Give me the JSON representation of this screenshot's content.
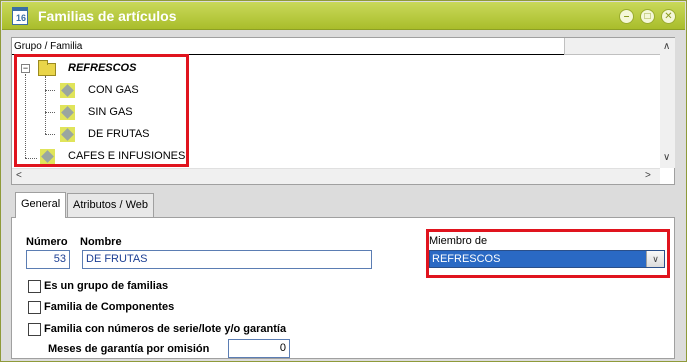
{
  "window": {
    "title": "Familias de artículos",
    "icon": "calendar-16-icon",
    "icon_text": "16",
    "accent_color": "#b5c834",
    "controls": [
      "minimize-icon",
      "maximize-icon",
      "close-icon"
    ],
    "control_glyphs": {
      "minimize": "–",
      "maximize": "□",
      "close": "✕"
    }
  },
  "tree": {
    "header": "Grupo / Familia",
    "expander_glyph": "−",
    "root": {
      "label": "REFRESCOS",
      "expanded": true,
      "icon": "folder-open-icon"
    },
    "children": [
      {
        "label": "CON GAS",
        "icon": "family-icon"
      },
      {
        "label": "SIN GAS",
        "icon": "family-icon"
      },
      {
        "label": "DE FRUTAS",
        "icon": "family-icon"
      }
    ],
    "sibling": {
      "label": "CAFES E INFUSIONES",
      "icon": "family-icon"
    },
    "scroll_glyphs": {
      "up": "∧",
      "down": "∨",
      "left": "<",
      "right": ">"
    }
  },
  "tabs": [
    {
      "label": "General",
      "active": true
    },
    {
      "label": "Atributos / Web",
      "active": false
    }
  ],
  "form": {
    "numero_label": "Número",
    "numero_value": "53",
    "nombre_label": "Nombre",
    "nombre_value": "DE FRUTAS",
    "miembro_label": "Miembro de",
    "miembro_value": "REFRESCOS",
    "dropdown_glyph": "∨",
    "checkbox_grupo": "Es un grupo de familias",
    "checkbox_componentes": "Familia de Componentes",
    "checkbox_serie": "Familia con números de serie/lote y/o garantía",
    "meses_label": "Meses de garantía por omisión",
    "meses_value": "0"
  },
  "highlight_color": "#e0141e"
}
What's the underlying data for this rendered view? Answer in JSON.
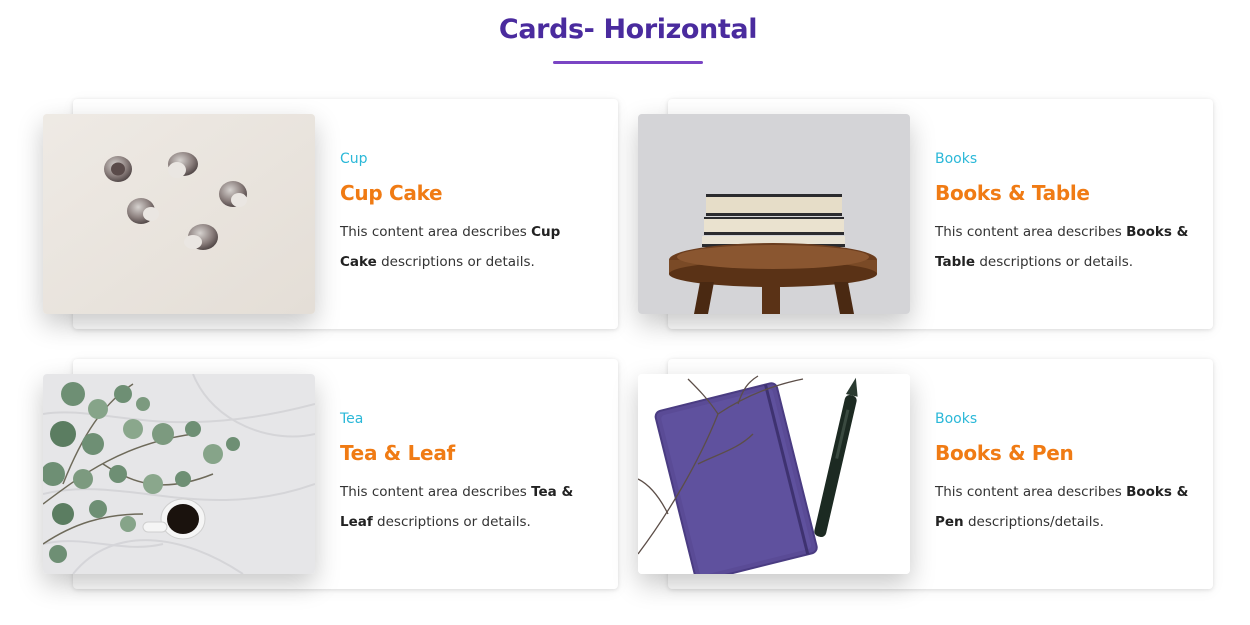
{
  "header": {
    "title": "Cards- Horizontal"
  },
  "cards": [
    {
      "category": "Cup",
      "title": "Cup Cake",
      "desc_pre": "This content area describes ",
      "desc_bold": "Cup Cake",
      "desc_post": " descriptions or details.",
      "image_icon": "coffee-capsules-photo"
    },
    {
      "category": "Books",
      "title": "Books & Table",
      "desc_pre": "This content area describes ",
      "desc_bold": "Books & Table",
      "desc_post": " descriptions or details.",
      "image_icon": "books-on-stool-photo"
    },
    {
      "category": "Tea",
      "title": "Tea & Leaf",
      "desc_pre": "This content area describes ",
      "desc_bold": "Tea & Leaf",
      "desc_post": " descriptions or details.",
      "image_icon": "tea-eucalyptus-photo"
    },
    {
      "category": "Books",
      "title": "Books & Pen",
      "desc_pre": "This content area describes ",
      "desc_bold": "Books & Pen",
      "desc_post": " descriptions/details.",
      "image_icon": "notebook-pen-photo"
    }
  ],
  "colors": {
    "title": "#4a2b9e",
    "underline": "#7a45c4",
    "category": "#2bb8d8",
    "card_title": "#f07b14",
    "text": "#333333"
  }
}
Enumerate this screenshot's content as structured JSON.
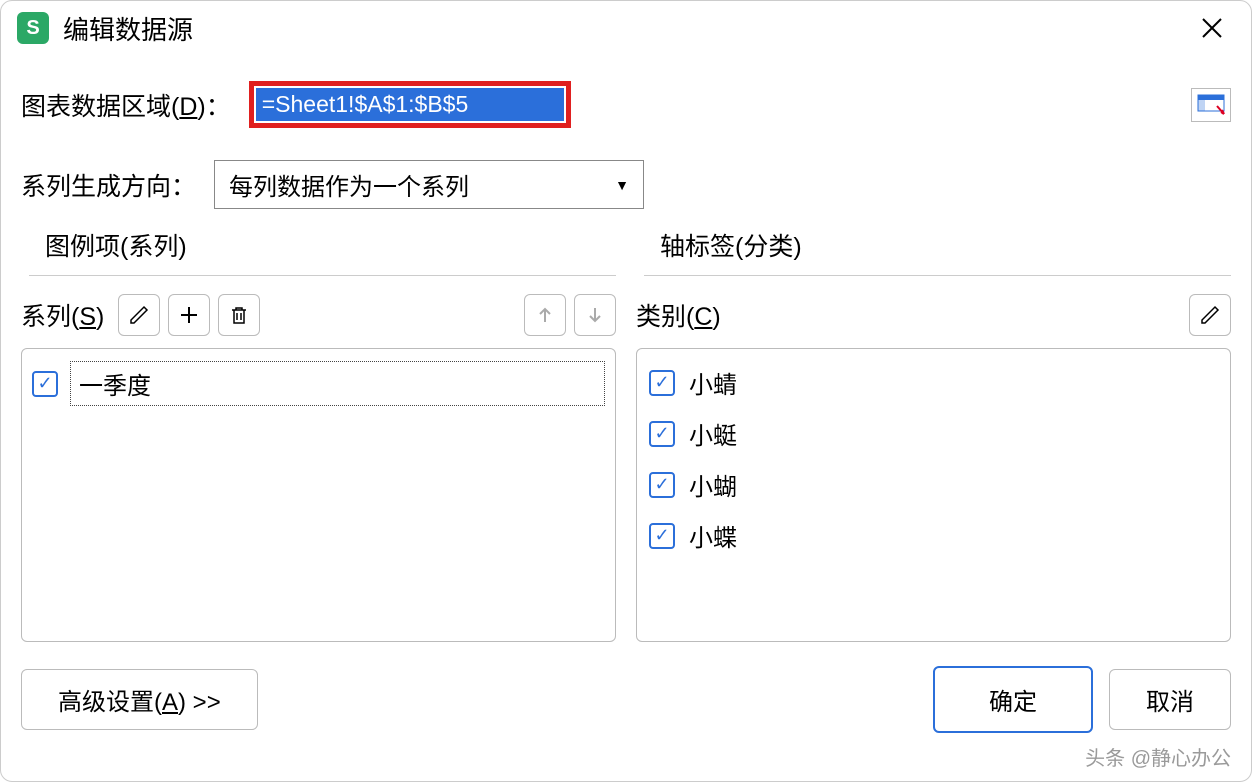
{
  "title": "编辑数据源",
  "chart_range": {
    "label_pre": "图表数据区域(",
    "label_u": "D",
    "label_post": ")：",
    "value": "=Sheet1!$A$1:$B$5"
  },
  "direction": {
    "label": "系列生成方向：",
    "value": "每列数据作为一个系列"
  },
  "series_panel": {
    "group_label": "图例项(系列)",
    "label_pre": "系列(",
    "label_u": "S",
    "label_post": ")",
    "items": [
      {
        "label": "一季度",
        "checked": true,
        "selected": true
      }
    ]
  },
  "category_panel": {
    "group_label": "轴标签(分类)",
    "label_pre": "类别(",
    "label_u": "C",
    "label_post": ")",
    "items": [
      {
        "label": "小蜻",
        "checked": true
      },
      {
        "label": "小蜓",
        "checked": true
      },
      {
        "label": "小蝴",
        "checked": true
      },
      {
        "label": "小蝶",
        "checked": true
      }
    ]
  },
  "footer": {
    "advanced_pre": "高级设置(",
    "advanced_u": "A",
    "advanced_post": ") >>",
    "ok": "确定",
    "cancel": "取消"
  },
  "watermark": "头条 @静心办公"
}
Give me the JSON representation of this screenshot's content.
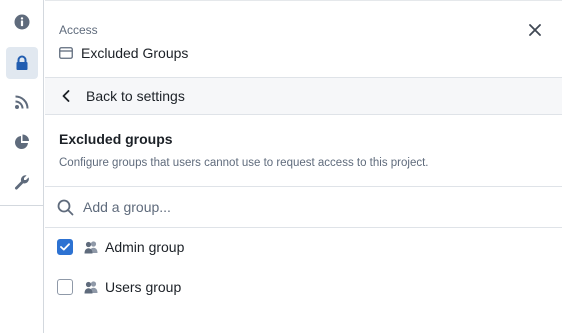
{
  "header": {
    "eyebrow": "Access",
    "title": "Excluded Groups"
  },
  "back_bar": {
    "label": "Back to settings"
  },
  "section": {
    "title": "Excluded groups",
    "description": "Configure groups that users cannot use to request access to this project."
  },
  "search": {
    "placeholder": "Add a group..."
  },
  "groups": [
    {
      "label": "Admin group",
      "checked": true
    },
    {
      "label": "Users group",
      "checked": false
    }
  ],
  "rail": {
    "icons": [
      "info-icon",
      "lock-icon",
      "rss-icon",
      "pie-chart-icon",
      "wrench-icon"
    ],
    "active": "lock-icon"
  },
  "colors": {
    "accent": "#2d72d2",
    "rail_icon": "#5f6b7c",
    "active_bg": "#e1e8f0",
    "active_icon": "#215db0"
  }
}
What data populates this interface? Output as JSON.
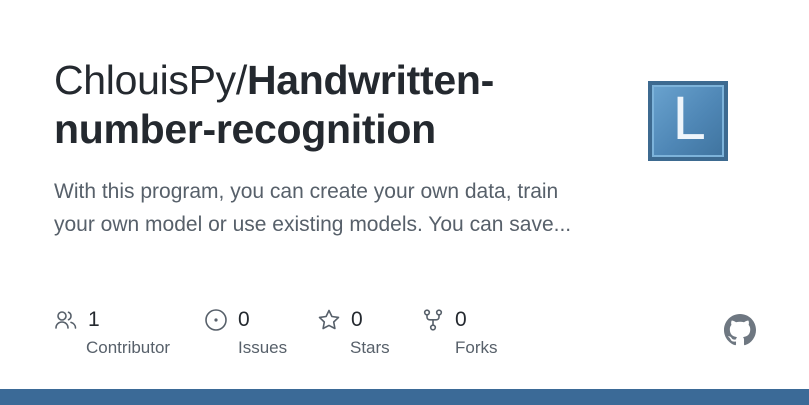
{
  "repo": {
    "owner": "ChlouisPy/",
    "name": "Handwritten-number-recognition",
    "description": "With this program, you can create your own data, train your own model or use existing models. You can save..."
  },
  "avatar": {
    "letter": "L",
    "color": "#4f87b6"
  },
  "stats": {
    "contributors": {
      "count": "1",
      "label": "Contributor",
      "icon": "people-icon"
    },
    "issues": {
      "count": "0",
      "label": "Issues",
      "icon": "issue-opened-icon"
    },
    "stars": {
      "count": "0",
      "label": "Stars",
      "icon": "star-icon"
    },
    "forks": {
      "count": "0",
      "label": "Forks",
      "icon": "repo-forked-icon"
    }
  },
  "brand": {
    "icon": "github-mark-icon",
    "bar_color": "#3b6a97"
  }
}
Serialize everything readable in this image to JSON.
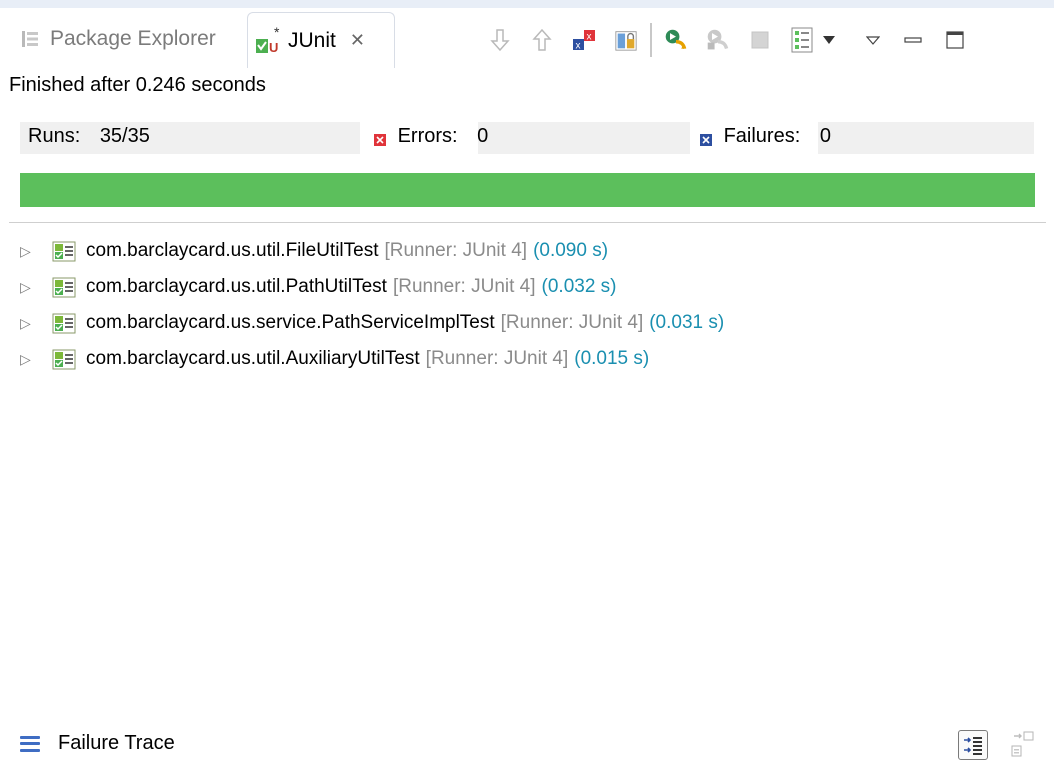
{
  "tabs": [
    {
      "label": "Package Explorer",
      "icon": "package-explorer-icon",
      "active": false
    },
    {
      "label": "JUnit",
      "icon": "junit-icon",
      "active": true,
      "close": "✕"
    }
  ],
  "toolbar_icons": [
    "next-failure-icon",
    "previous-failure-icon",
    "show-failures-only-icon",
    "scroll-lock-icon",
    "rerun-test-icon",
    "rerun-failures-first-icon",
    "stop-icon",
    "test-run-history-icon",
    "history-dropdown-icon",
    "view-menu-icon",
    "minimize-icon",
    "maximize-icon"
  ],
  "status": "Finished after 0.246 seconds",
  "counters": {
    "runs_label": "Runs:",
    "runs_value": "35/35",
    "errors_label": "Errors:",
    "errors_value": "0",
    "failures_label": "Failures:",
    "failures_value": "0"
  },
  "progress": {
    "fraction": 1.0,
    "color": "#5cbf5c"
  },
  "tests": [
    {
      "name": "com.barclaycard.us.util.FileUtilTest",
      "runner": "[Runner: JUnit 4]",
      "time": "(0.090 s)"
    },
    {
      "name": "com.barclaycard.us.util.PathUtilTest",
      "runner": "[Runner: JUnit 4]",
      "time": "(0.032 s)"
    },
    {
      "name": "com.barclaycard.us.service.PathServiceImplTest",
      "runner": "[Runner: JUnit 4]",
      "time": "(0.031 s)"
    },
    {
      "name": "com.barclaycard.us.util.AuxiliaryUtilTest",
      "runner": "[Runner: JUnit 4]",
      "time": "(0.015 s)"
    }
  ],
  "failure_trace": {
    "label": "Failure Trace"
  },
  "colors": {
    "pass": "#5cbf5c",
    "error": "#e0343a",
    "failure": "#2d4fa0",
    "time": "#1a8fb0",
    "runner": "#8b8b8b"
  }
}
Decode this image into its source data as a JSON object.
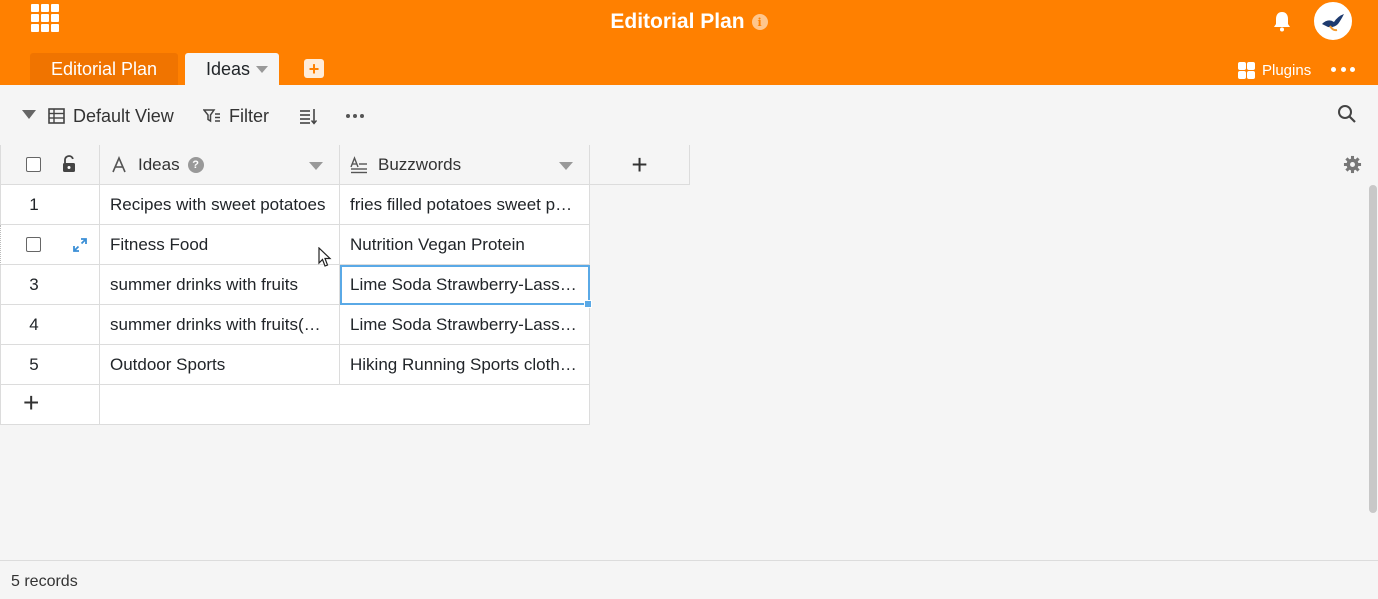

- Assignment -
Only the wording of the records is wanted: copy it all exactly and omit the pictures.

- Answer box -
Give me the JSON representation of this screenshot's content.
{
  "window": {
    "title": "Familias de artículos",
    "icon": "calendar-16-icon",
    "icon_text": "16",
    "accent_color": "#b5c834",
    "controls": [
      "minimize-icon",
      "maximize-icon",
      "close-icon"
    ],
    "control_glyphs": {
      "minimize": "–",
      "maximize": "□",
      "close": "✕"
    }
  },
  "tree": {
    "header": "Grupo / Familia",
    "expander_glyph": "−",
    "root": {
      "label": "REFRESCOS",
      "expanded": true,
      "icon": "folder-open-icon"
    },
    "children": [
      {
        "label": "CON GAS",
        "icon": "family-icon"
      },
      {
        "label": "SIN GAS",
        "icon": "family-icon"
      },
      {
        "label": "DE FRUTAS",
        "icon": "family-icon"
      }
    ],
    "sibling": {
      "label": "CAFES E INFUSIONES",
      "icon": "family-icon"
    },
    "scroll_glyphs": {
      "up": "∧",
      "down": "∨",
      "left": "<",
      "right": ">"
    }
  },
  "tabs": [
    {
      "label": "General",
      "active": true
    },
    {
      "label": "Atributos / Web",
      "active": false
    }
  ],
  "form": {
    "numero_label": "Número",
    "numero_value": "53",
    "nombre_label": "Nombre",
    "nombre_value": "DE FRUTAS",
    "miembro_label": "Miembro de",
    "miembro_value": "REFRESCOS",
    "dropdown_glyph": "∨",
    "checkbox_grupo": "Es un grupo de familias",
    "checkbox_componentes": "Familia de Componentes",
    "checkbox_serie": "Familia con números de serie/lote y/o garantía",
    "meses_label": "Meses de garantía por omisión",
    "meses_value": "0"
  },
  "highlight_color": "#e0141e"
}
What's the underlying data for this rendered view? Answer in JSON.
{
  "header": {
    "title": "Cards- Horizontal"
  },
  "cards": [
    {
      "category": "Cup",
      "title": "Cup Cake",
      "desc_pre": "This content area describes ",
      "desc_bold": "Cup Cake",
      "desc_post": " descriptions or details.",
      "image_icon": "coffee-capsules-photo"
    },
    {
      "category": "Books",
      "title": "Books & Table",
      "desc_pre": "This content area describes ",
      "desc_bold": "Books & Table",
      "desc_post": " descriptions or details.",
      "image_icon": "books-on-stool-photo"
    },
    {
      "category": "Tea",
      "title": "Tea & Leaf",
      "desc_pre": "This content area describes ",
      "desc_bold": "Tea & Leaf",
      "desc_post": " descriptions or details.",
      "image_icon": "tea-eucalyptus-photo"
    },
    {
      "category": "Books",
      "title": "Books & Pen",
      "desc_pre": "This content area describes ",
      "desc_bold": "Books & Pen",
      "desc_post": " descriptions/details.",
      "image_icon": "notebook-pen-photo"
    }
  ],
  "colors": {
    "title": "#4a2b9e",
    "underline": "#7a45c4",
    "category": "#2bb8d8",
    "card_title": "#f07b14",
    "text": "#333333"
  }
}
Enumerate this screenshot's content as structured JSON.
{
  "title": "编辑数据源",
  "chart_range": {
    "label_pre": "图表数据区域(",
    "label_u": "D",
    "label_post": ")：",
    "value": "=Sheet1!$A$1:$B$5"
  },
  "direction": {
    "label": "系列生成方向：",
    "value": "每列数据作为一个系列"
  },
  "series_panel": {
    "group_label": "图例项(系列)",
    "label_pre": "系列(",
    "label_u": "S",
    "label_post": ")",
    "items": [
      {
        "label": "一季度",
        "checked": true,
        "selected": true
      }
    ]
  },
  "category_panel": {
    "group_label": "轴标签(分类)",
    "label_pre": "类别(",
    "label_u": "C",
    "label_post": ")",
    "items": [
      {
        "label": "小蜻",
        "checked": true
      },
      {
        "label": "小蜓",
        "checked": true
      },
      {
        "label": "小蝴",
        "checked": true
      },
      {
        "label": "小蝶",
        "checked": true
      }
    ]
  },
  "footer": {
    "advanced_pre": "高级设置(",
    "advanced_u": "A",
    "advanced_post": ") >>",
    "ok": "确定",
    "cancel": "取消"
  },
  "watermark": "头条 @静心办公"
}
Give me the JSON representation of this screenshot's content.
{
  "header": {
    "eyebrow": "Access",
    "title": "Excluded Groups"
  },
  "back_bar": {
    "label": "Back to settings"
  },
  "section": {
    "title": "Excluded groups",
    "description": "Configure groups that users cannot use to request access to this project."
  },
  "search": {
    "placeholder": "Add a group..."
  },
  "groups": [
    {
      "label": "Admin group",
      "checked": true
    },
    {
      "label": "Users group",
      "checked": false
    }
  ],
  "rail": {
    "icons": [
      "info-icon",
      "lock-icon",
      "rss-icon",
      "pie-chart-icon",
      "wrench-icon"
    ],
    "active": "lock-icon"
  },
  "colors": {
    "accent": "#2d72d2",
    "rail_icon": "#5f6b7c",
    "active_bg": "#e1e8f0",
    "active_icon": "#215db0"
  }
}
What data populates this interface? Output as JSON.
{
  "repo": {
    "owner": "ChlouisPy/",
    "name": "Handwritten-number-recognition",
    "description": "With this program, you can create your own data, train your own model or use existing models. You can save..."
  },
  "avatar": {
    "letter": "L",
    "color": "#4f87b6"
  },
  "stats": {
    "contributors": {
      "count": "1",
      "label": "Contributor",
      "icon": "people-icon"
    },
    "issues": {
      "count": "0",
      "label": "Issues",
      "icon": "issue-opened-icon"
    },
    "stars": {
      "count": "0",
      "label": "Stars",
      "icon": "star-icon"
    },
    "forks": {
      "count": "0",
      "label": "Forks",
      "icon": "repo-forked-icon"
    }
  },
  "brand": {
    "icon": "github-mark-icon",
    "bar_color": "#3b6a97"
  }
}
Serialize everything readable in this image to JSON.
{
  "tabs": [
    {
      "label": "Package Explorer",
      "icon": "package-explorer-icon",
      "active": false
    },
    {
      "label": "JUnit",
      "icon": "junit-icon",
      "active": true,
      "close": "✕"
    }
  ],
  "toolbar_icons": [
    "next-failure-icon",
    "previous-failure-icon",
    "show-failures-only-icon",
    "scroll-lock-icon",
    "rerun-test-icon",
    "rerun-failures-first-icon",
    "stop-icon",
    "test-run-history-icon",
    "history-dropdown-icon",
    "view-menu-icon",
    "minimize-icon",
    "maximize-icon"
  ],
  "status": "Finished after 0.246 seconds",
  "counters": {
    "runs_label": "Runs:",
    "runs_value": "35/35",
    "errors_label": "Errors:",
    "errors_value": "0",
    "failures_label": "Failures:",
    "failures_value": "0"
  },
  "progress": {
    "fraction": 1.0,
    "color": "#5cbf5c"
  },
  "tests": [
    {
      "name": "com.barclaycard.us.util.FileUtilTest",
      "runner": "[Runner: JUnit 4]",
      "time": "(0.090 s)"
    },
    {
      "name": "com.barclaycard.us.util.PathUtilTest",
      "runner": "[Runner: JUnit 4]",
      "time": "(0.032 s)"
    },
    {
      "name": "com.barclaycard.us.service.PathServiceImplTest",
      "runner": "[Runner: JUnit 4]",
      "time": "(0.031 s)"
    },
    {
      "name": "com.barclaycard.us.util.AuxiliaryUtilTest",
      "runner": "[Runner: JUnit 4]",
      "time": "(0.015 s)"
    }
  ],
  "failure_trace": {
    "label": "Failure Trace"
  },
  "colors": {
    "pass": "#5cbf5c",
    "error": "#e0343a",
    "failure": "#2d4fa0",
    "time": "#1a8fb0",
    "runner": "#8b8b8b"
  }
}
Decode this image into its source data as a JSON object.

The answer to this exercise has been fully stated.